* _What needs to be done_: Which lines in the data below contain the word "JSON"? Return each of them.

[[ Record set, beginning ]]

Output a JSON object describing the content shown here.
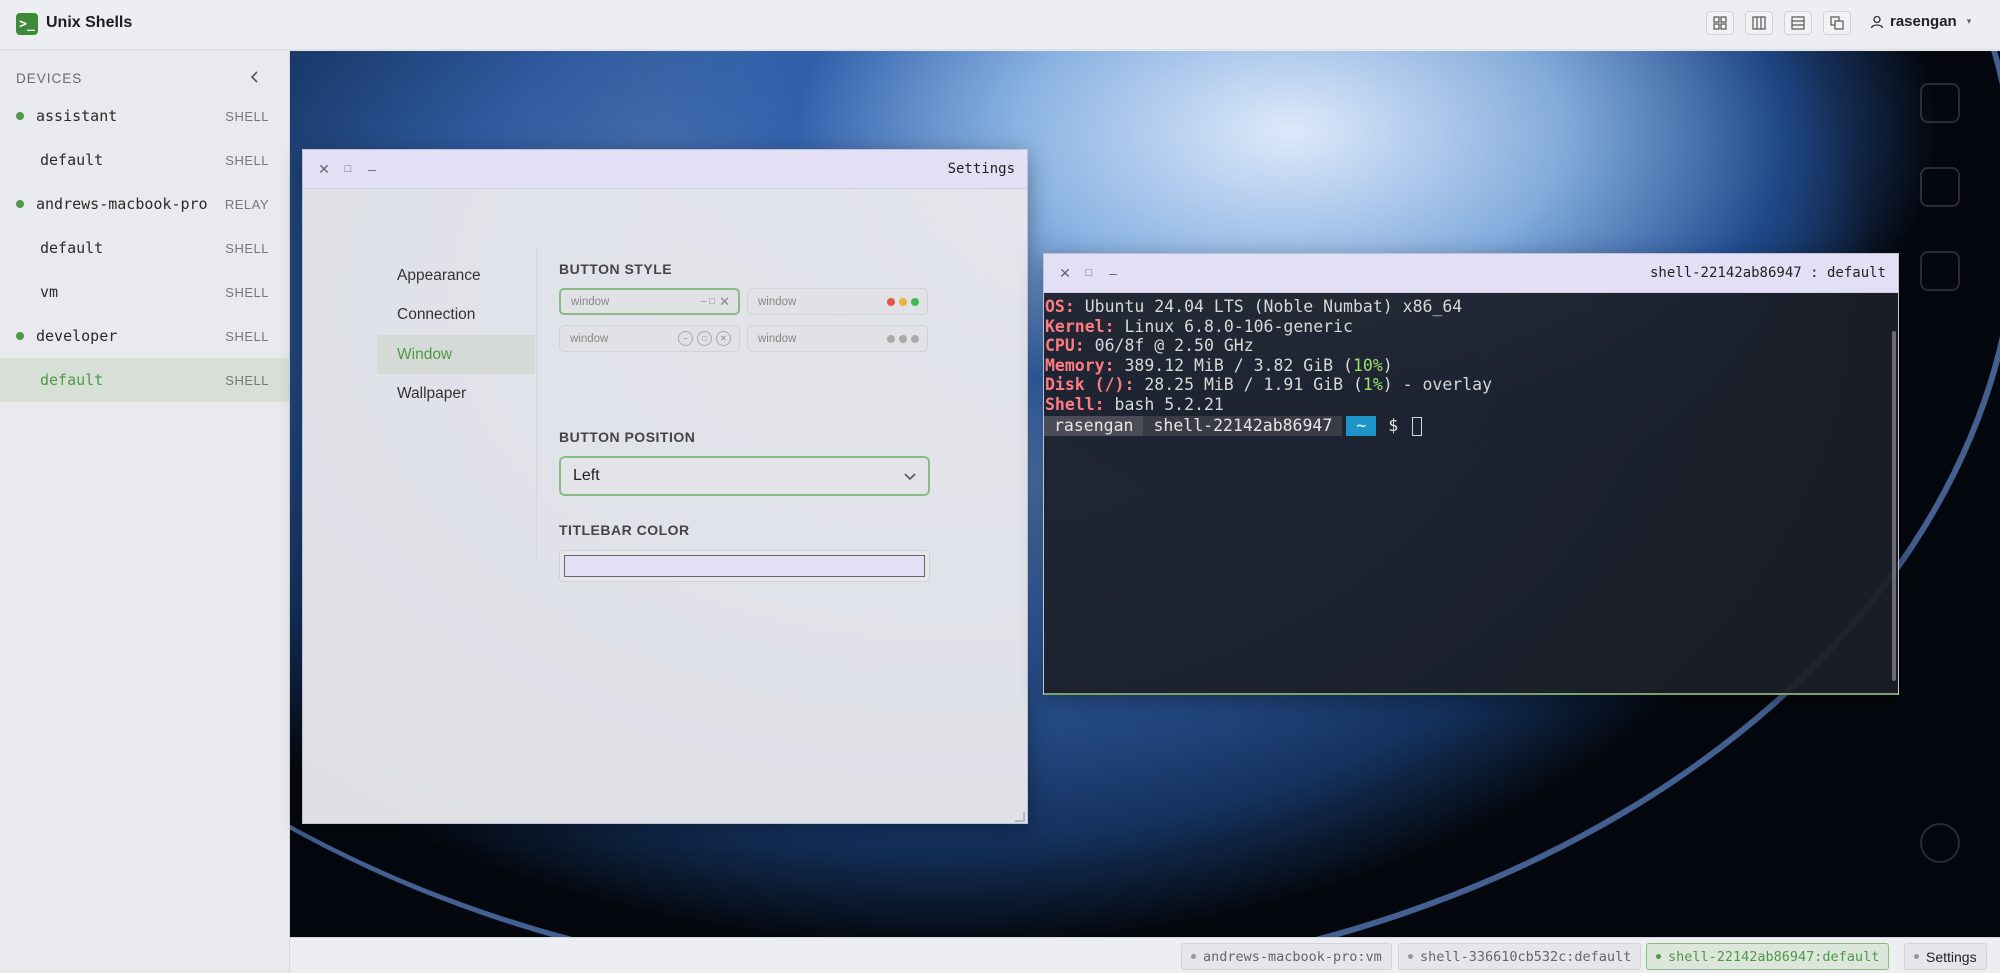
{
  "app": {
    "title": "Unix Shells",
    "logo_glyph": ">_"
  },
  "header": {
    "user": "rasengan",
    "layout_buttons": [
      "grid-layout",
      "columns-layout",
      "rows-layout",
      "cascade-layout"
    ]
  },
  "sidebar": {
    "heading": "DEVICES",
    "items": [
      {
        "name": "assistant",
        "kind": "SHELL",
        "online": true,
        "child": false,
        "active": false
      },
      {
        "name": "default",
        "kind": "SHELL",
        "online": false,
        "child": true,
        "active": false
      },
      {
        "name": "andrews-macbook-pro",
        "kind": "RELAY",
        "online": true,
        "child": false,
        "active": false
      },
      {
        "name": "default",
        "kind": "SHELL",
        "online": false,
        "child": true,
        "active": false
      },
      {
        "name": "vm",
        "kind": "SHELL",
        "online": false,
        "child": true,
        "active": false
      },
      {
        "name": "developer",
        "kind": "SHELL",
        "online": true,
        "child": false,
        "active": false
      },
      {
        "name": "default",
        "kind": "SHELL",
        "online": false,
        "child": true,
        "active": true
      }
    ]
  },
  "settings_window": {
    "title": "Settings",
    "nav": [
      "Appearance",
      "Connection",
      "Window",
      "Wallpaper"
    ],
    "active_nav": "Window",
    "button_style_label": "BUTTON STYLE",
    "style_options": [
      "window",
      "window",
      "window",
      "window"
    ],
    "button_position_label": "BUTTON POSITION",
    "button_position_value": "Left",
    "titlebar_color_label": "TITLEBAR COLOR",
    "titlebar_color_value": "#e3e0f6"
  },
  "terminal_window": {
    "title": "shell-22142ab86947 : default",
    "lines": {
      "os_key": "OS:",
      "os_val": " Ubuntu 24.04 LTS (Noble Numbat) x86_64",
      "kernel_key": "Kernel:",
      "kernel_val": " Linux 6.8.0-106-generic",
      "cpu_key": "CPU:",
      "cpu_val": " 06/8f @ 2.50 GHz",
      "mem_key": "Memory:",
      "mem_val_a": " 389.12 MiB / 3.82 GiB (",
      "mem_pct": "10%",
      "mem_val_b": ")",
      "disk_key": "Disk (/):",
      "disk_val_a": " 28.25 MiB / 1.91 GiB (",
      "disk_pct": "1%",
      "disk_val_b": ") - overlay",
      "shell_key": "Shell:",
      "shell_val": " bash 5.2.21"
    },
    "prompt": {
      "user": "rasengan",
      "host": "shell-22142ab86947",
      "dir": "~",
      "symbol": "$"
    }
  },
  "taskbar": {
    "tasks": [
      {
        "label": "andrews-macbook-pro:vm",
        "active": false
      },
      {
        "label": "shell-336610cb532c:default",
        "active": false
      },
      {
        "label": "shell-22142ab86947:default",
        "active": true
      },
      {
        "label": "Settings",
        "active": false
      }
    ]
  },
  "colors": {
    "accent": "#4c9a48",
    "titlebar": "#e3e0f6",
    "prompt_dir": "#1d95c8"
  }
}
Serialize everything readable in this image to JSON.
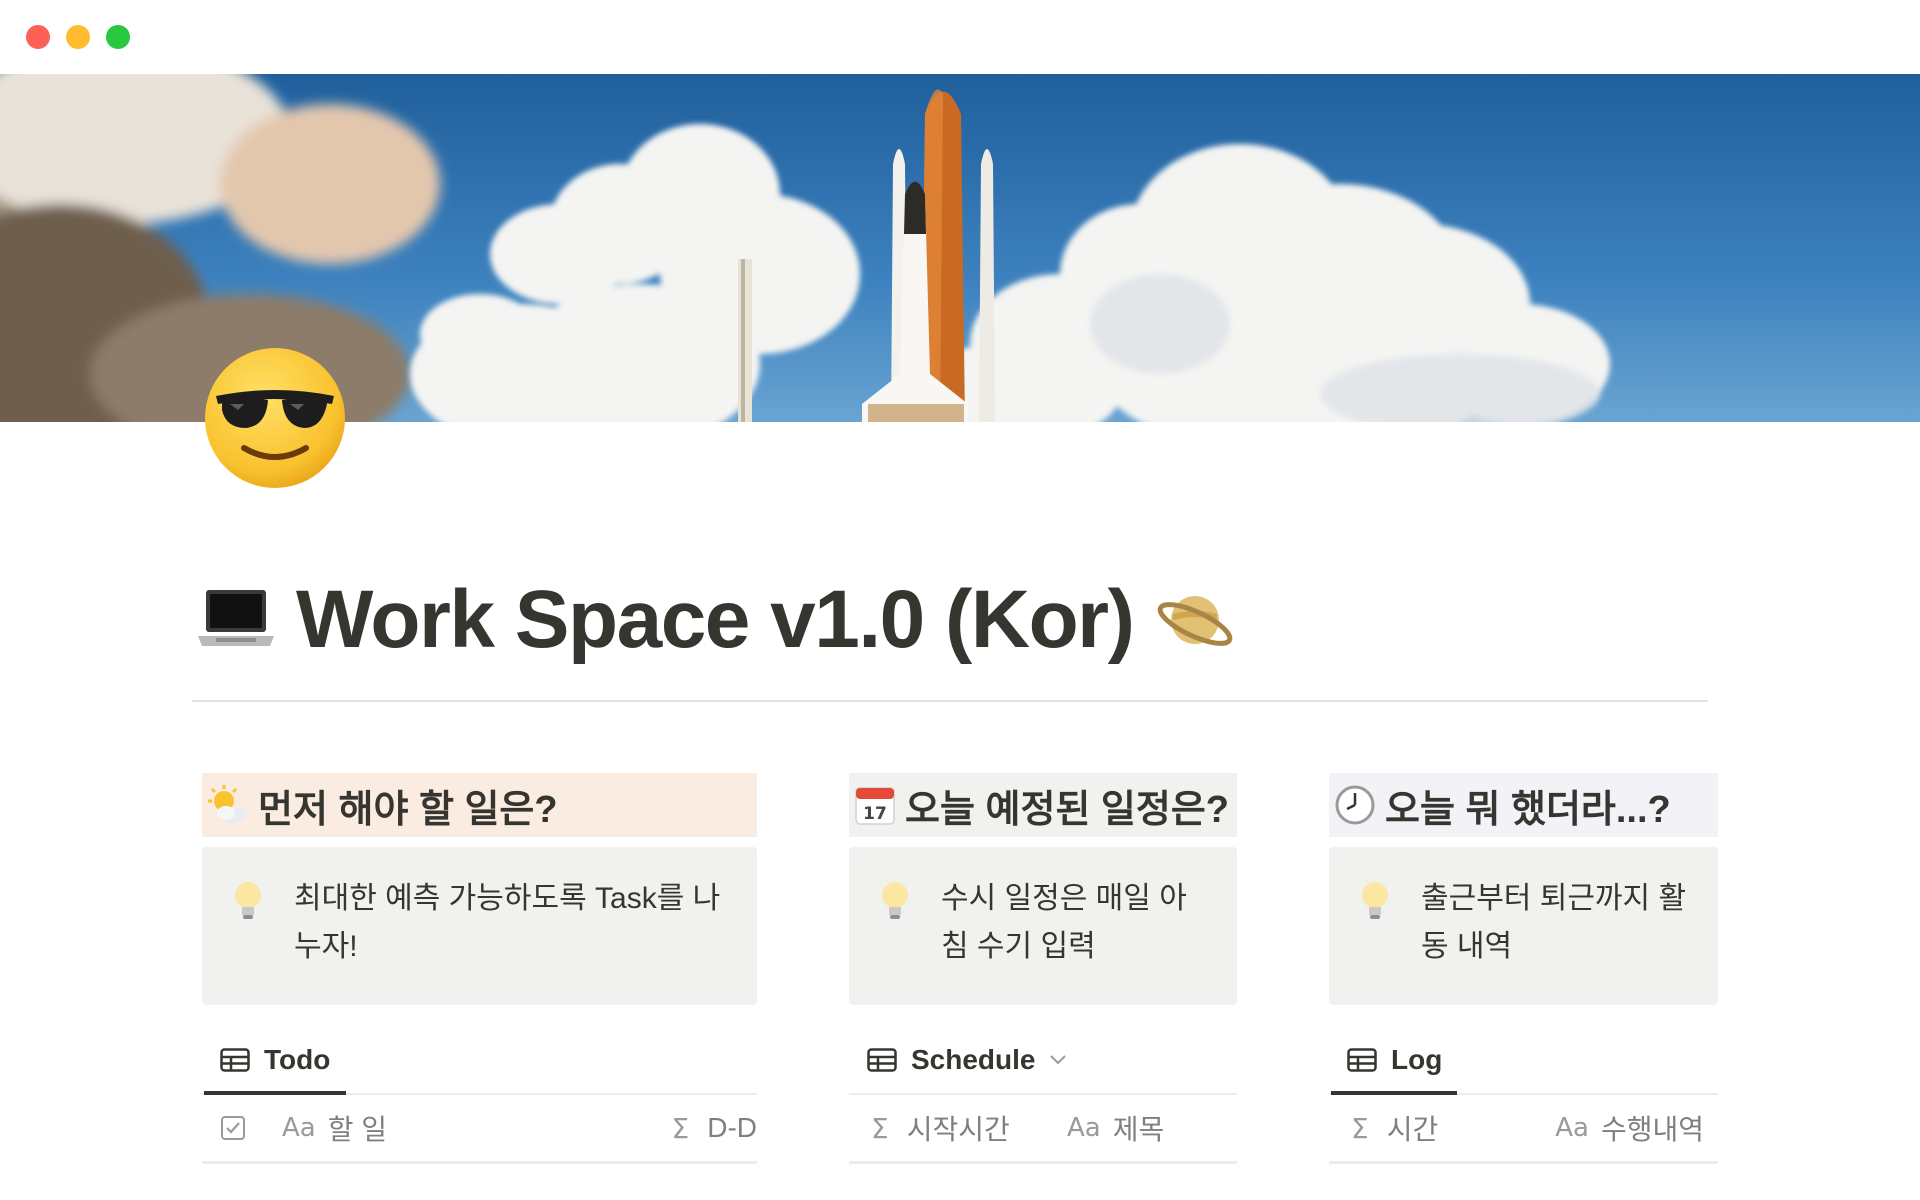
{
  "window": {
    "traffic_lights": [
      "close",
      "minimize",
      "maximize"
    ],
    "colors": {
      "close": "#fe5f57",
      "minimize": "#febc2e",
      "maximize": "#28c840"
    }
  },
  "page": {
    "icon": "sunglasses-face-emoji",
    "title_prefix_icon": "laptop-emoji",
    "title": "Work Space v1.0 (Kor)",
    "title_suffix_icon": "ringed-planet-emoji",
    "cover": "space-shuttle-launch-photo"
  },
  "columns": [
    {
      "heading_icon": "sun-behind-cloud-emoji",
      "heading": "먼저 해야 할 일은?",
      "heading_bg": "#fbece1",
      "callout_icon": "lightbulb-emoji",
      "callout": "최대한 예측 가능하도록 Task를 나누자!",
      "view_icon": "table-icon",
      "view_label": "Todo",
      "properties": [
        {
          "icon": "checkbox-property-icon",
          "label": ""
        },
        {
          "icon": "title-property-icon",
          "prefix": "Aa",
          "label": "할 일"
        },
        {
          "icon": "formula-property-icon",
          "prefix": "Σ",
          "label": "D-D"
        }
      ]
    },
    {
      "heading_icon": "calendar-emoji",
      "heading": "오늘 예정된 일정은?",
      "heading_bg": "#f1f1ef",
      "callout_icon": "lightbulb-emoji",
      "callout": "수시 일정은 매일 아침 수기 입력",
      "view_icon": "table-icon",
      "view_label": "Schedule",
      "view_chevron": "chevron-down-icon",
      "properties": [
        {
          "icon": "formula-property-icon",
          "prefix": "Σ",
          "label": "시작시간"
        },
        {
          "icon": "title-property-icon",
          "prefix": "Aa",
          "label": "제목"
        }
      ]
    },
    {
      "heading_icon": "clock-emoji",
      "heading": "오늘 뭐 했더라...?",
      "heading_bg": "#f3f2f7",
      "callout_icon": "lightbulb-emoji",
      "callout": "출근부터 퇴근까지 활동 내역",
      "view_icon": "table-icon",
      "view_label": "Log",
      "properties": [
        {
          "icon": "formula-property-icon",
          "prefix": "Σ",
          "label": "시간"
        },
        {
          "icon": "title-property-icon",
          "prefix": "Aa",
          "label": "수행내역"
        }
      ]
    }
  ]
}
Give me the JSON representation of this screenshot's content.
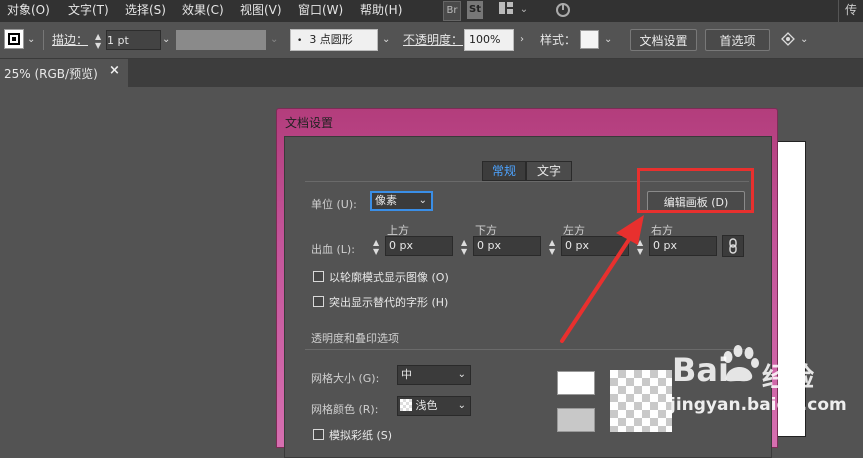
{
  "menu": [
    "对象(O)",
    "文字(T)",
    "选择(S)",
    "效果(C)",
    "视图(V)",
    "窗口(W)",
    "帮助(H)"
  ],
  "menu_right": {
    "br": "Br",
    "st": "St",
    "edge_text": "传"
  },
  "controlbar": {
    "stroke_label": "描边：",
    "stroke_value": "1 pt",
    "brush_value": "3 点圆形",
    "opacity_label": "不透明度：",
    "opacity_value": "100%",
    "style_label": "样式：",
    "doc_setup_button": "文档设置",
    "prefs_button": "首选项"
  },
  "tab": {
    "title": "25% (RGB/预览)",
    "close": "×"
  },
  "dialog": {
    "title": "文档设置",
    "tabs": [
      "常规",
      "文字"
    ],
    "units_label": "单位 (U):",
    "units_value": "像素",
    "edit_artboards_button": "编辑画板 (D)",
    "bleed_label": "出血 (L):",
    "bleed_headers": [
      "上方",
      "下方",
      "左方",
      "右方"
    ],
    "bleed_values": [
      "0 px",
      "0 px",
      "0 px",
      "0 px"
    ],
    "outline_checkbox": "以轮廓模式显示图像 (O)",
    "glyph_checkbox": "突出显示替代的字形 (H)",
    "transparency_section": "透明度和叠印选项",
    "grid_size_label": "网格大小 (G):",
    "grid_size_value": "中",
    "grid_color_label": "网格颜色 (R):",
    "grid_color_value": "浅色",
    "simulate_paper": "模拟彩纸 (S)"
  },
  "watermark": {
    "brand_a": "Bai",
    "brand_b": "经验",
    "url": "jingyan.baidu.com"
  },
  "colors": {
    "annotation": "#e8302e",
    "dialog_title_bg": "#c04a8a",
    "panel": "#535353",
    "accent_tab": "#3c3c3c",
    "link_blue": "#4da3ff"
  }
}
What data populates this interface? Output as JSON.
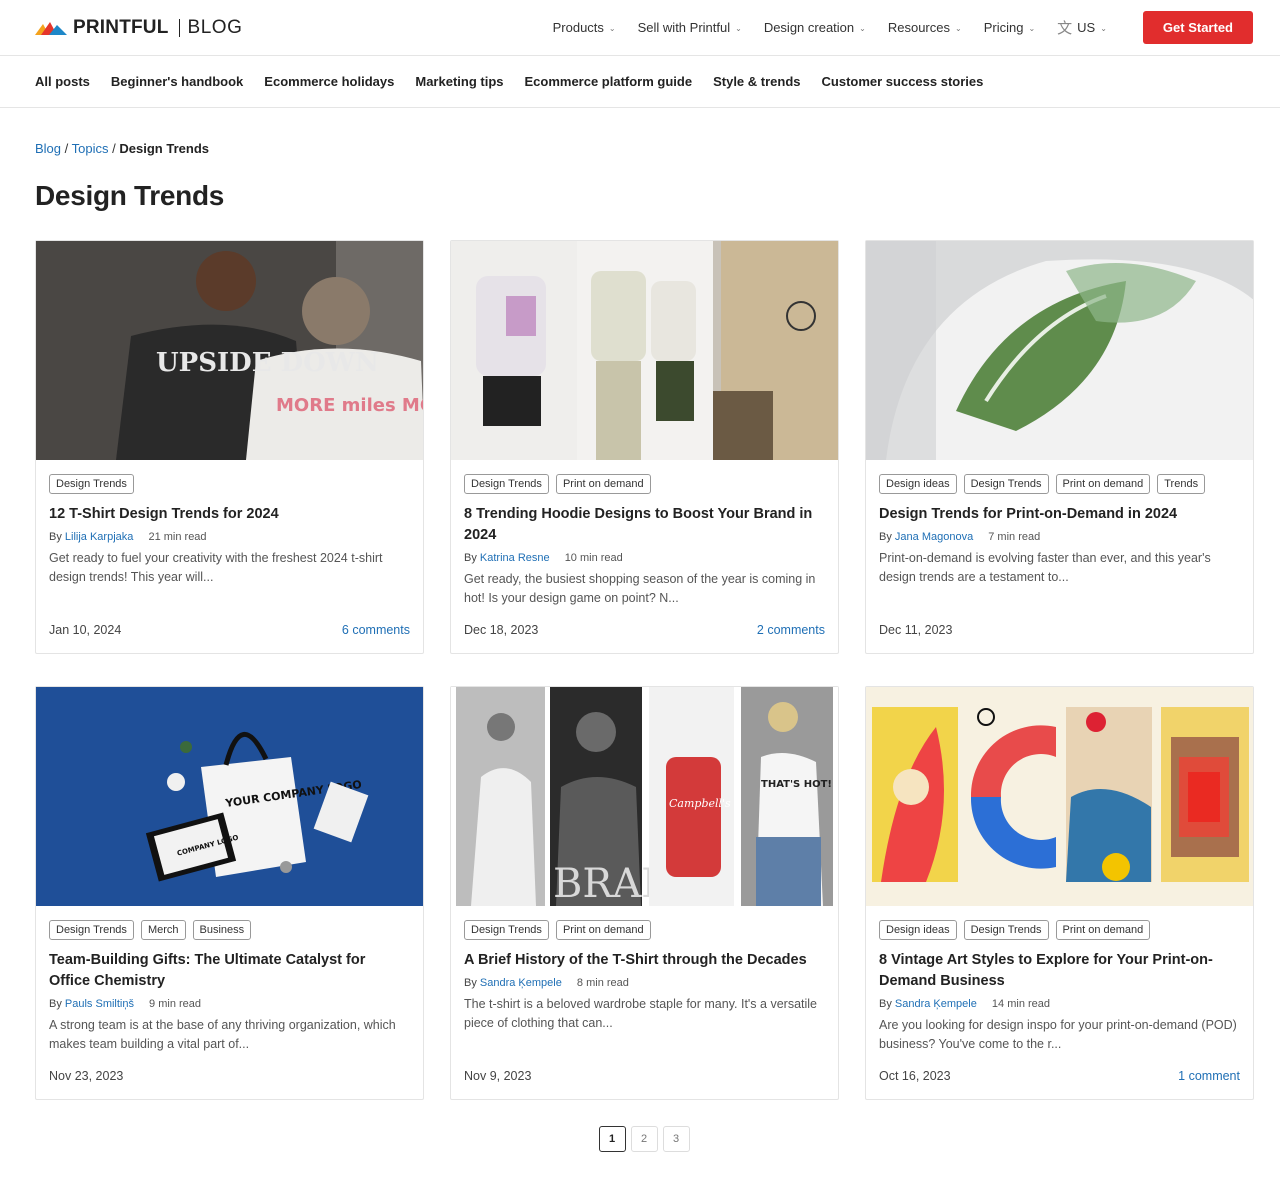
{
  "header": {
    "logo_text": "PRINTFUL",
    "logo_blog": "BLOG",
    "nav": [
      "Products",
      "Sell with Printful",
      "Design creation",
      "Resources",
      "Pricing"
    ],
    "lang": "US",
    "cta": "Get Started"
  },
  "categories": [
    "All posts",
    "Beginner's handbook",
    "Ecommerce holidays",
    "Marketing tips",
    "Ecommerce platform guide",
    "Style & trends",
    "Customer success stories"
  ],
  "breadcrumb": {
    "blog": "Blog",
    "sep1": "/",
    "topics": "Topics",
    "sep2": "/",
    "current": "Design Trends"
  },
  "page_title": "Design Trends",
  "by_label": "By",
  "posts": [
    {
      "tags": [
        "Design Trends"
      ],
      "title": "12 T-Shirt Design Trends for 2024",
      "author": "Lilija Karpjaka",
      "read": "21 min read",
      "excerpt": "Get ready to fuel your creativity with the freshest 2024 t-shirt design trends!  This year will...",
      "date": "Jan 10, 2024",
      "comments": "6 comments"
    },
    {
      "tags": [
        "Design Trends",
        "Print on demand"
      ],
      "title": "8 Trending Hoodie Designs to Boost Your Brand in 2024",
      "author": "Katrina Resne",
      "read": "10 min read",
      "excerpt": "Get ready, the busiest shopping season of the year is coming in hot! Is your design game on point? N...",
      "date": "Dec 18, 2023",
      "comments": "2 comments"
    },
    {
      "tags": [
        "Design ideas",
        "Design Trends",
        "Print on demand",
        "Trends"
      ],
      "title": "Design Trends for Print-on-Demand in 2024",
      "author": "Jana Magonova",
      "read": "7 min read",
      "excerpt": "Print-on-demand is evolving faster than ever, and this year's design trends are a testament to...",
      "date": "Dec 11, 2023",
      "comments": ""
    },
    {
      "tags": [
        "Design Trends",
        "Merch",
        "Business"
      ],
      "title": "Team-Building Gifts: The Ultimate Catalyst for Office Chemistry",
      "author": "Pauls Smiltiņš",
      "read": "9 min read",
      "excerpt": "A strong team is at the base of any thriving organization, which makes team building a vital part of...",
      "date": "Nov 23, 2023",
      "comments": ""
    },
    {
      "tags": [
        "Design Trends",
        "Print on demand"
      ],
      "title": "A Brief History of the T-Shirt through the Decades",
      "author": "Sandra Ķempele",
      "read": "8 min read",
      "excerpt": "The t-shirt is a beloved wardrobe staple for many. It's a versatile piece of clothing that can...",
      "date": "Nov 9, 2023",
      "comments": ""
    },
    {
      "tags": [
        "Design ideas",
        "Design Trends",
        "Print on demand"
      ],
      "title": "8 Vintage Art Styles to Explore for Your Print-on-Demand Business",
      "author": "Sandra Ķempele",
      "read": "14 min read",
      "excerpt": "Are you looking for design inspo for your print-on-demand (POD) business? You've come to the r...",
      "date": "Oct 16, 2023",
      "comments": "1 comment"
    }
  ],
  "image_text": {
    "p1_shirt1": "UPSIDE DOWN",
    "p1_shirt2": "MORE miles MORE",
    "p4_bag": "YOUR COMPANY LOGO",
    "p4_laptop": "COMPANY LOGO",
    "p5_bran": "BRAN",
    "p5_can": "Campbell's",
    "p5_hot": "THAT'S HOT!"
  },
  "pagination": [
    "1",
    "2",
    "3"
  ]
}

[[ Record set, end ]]

* _Solution to the problem_:
Output a JSON object describing the content shown here.
Serialize everything readable in this image to JSON.
Give me the JSON representation of this screenshot's content.
What data populates this interface? Output as JSON.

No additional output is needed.